The second analysis, examining long-term transition risk, is more traditional, in that it is based on three, well-trodden contingencies, also developed by the NGFS. They are the Orderly transition scenario, the Disorderly transition scenario, and the Hot-House World scenario.
The main difference between the short-term transition risk and long-term transition risk analyses is their focus. Whereas the short-term transition risk scenario asks financial institutions for detailed projections, the long-term transition risk analysis looks at how banks are thinking strategically about the balance of their portfolios and the resilience of their business models.
Hopefully, this process will prompt banks to rethink the companies they do business with. It should also motivate them to consider how supply and demand shocks might disrupt whole industries and how technological advancement might stimulate growth in others. Encouraging this kind of thinking is key to building a more climate resilient economy.
I commend the ECB for using long-term transition risk analysis. Historically, banks have only used stress-tests to measure their exposure to climate risk on a granular, short-term basis, which has limited practical value. It’s gratifying to see banks encouraged to look at their vulnerabilities over a longer timeframe.
Still, the ECB and its fellow regulators need to find a more uniform way to analyse long-term impact of climate change on companies’ performance, credit and risk indicators. Until then, meaningful comparisons between initiatives will be impossible, and our ability to achieve climate resilience, hindered.
Scenarios 3 and 4: Short-term flood, and drought/heat risk
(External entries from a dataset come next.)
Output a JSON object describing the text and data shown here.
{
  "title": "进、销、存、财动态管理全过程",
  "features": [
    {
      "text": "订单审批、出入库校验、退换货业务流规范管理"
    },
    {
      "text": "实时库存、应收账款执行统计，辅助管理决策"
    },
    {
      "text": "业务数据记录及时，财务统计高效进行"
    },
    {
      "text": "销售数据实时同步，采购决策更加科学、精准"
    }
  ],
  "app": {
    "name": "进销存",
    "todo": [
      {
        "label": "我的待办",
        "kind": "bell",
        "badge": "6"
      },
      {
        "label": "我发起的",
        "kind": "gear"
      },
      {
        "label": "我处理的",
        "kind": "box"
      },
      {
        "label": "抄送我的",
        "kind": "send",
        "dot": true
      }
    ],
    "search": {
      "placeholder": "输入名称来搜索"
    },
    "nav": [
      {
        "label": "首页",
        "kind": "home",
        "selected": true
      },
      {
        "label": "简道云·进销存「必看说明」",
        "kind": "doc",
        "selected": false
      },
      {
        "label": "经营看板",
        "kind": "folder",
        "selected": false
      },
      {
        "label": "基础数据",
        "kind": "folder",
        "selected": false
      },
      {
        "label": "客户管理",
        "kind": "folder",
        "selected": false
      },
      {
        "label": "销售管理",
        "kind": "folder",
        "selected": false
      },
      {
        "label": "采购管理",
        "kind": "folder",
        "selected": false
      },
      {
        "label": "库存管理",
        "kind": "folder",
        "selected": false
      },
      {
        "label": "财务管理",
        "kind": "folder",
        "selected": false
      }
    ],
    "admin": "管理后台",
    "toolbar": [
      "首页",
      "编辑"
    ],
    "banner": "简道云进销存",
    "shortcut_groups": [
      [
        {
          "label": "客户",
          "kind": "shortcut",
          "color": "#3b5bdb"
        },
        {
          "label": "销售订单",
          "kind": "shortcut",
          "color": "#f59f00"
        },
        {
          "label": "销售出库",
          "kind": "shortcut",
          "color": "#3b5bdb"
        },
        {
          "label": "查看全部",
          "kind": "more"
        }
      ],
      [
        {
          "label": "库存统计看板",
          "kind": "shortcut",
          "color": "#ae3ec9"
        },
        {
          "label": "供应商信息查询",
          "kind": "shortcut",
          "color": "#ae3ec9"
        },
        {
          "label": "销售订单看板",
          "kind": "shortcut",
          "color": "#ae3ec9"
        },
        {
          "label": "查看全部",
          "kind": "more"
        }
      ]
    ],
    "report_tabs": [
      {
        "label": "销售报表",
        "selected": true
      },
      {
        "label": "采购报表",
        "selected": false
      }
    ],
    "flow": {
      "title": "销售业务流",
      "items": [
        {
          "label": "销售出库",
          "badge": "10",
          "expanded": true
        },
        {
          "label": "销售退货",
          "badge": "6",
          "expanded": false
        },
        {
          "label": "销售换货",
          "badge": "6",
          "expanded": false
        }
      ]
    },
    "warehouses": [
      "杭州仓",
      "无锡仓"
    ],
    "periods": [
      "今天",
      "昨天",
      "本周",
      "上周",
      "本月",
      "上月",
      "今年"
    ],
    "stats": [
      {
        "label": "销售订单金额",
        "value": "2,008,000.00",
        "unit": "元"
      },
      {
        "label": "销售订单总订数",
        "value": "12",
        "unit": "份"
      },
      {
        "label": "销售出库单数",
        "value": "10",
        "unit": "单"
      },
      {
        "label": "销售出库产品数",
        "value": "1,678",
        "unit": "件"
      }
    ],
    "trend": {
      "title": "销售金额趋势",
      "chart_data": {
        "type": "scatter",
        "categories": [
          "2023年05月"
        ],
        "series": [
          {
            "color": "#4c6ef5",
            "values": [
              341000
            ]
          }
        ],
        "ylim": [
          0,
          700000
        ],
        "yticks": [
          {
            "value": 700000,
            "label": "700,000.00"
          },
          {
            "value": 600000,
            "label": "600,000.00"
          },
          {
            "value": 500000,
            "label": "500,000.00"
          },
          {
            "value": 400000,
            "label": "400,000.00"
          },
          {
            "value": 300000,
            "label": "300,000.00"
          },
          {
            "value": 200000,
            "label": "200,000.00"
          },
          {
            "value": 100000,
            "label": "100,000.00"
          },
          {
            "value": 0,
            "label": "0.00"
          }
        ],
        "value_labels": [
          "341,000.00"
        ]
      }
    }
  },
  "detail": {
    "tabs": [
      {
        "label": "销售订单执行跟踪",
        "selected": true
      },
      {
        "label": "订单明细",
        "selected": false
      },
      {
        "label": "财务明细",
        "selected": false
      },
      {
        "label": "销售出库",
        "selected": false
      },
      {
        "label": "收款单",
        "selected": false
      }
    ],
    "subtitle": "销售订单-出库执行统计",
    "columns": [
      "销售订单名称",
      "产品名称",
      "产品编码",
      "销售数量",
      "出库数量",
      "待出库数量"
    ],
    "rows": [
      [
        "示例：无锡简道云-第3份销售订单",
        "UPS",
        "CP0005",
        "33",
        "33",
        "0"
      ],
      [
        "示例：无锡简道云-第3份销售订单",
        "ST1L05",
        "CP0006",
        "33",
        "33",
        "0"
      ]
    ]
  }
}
The final two scenarios explore banks’ vulnerability to flooding, droughts, and prolonged heat waves. The ECB has instructed participants to take these exercises as a blueprint for more advanced tests by focusing, for instance, on additional hazards.
ECB’s approach to the drought and heat wave scenario differs from its approach to the flood scenario. In the drought/heat wave scenario, the ECB is asking banks to imagine a reduction in economic activity from vulnerable sectors like agriculture and construction. To model this possibility, participants will be given sector-specific losses for each EU country.
Meanwhile, the flood risk analysis looks at damages to properties serving as collateral for mortgages and other secured loans. For this part of the exercise, the ECB is supplying banks with data on reductions to real estate values in various regions.
Why banks and regulators need to quantify physical risk
Including physical risk in this stress test is critical for any exercise examining the implications of climate change. There is ample evidence that banks and other institutions underprice physical risks, meaning investment is diverted away from attempts to mitigate and adapt with the climate crisis.
While it’s encouraging to see the ECB prompting institutions to take their analysis further, decision-makers will need to consider the full range of climatic events over much longer timescales if they want an accurate impression of the risks facing their business.
It is vital for the ECB and other regulators to include portfolio-level assessments when conducting similar exercises in the future. These assessments should include data on the locations of the various assets within each bank’s portfolio. Having this granularity of data is the only way for institutions to accurately and completely assess their exposure to physical risks caused by climate change, fully leveraging integrated models that capture the geospatial dependencies of their assets.
To reach this level of accuracy, regulators must encourage banks to integrate Climate Intelligence technologies, like EarthScanTM, that provide asset-level analysis. Using these technologies, and the insights they provide, will empower banks to adapt their business models and portfolios with climate change.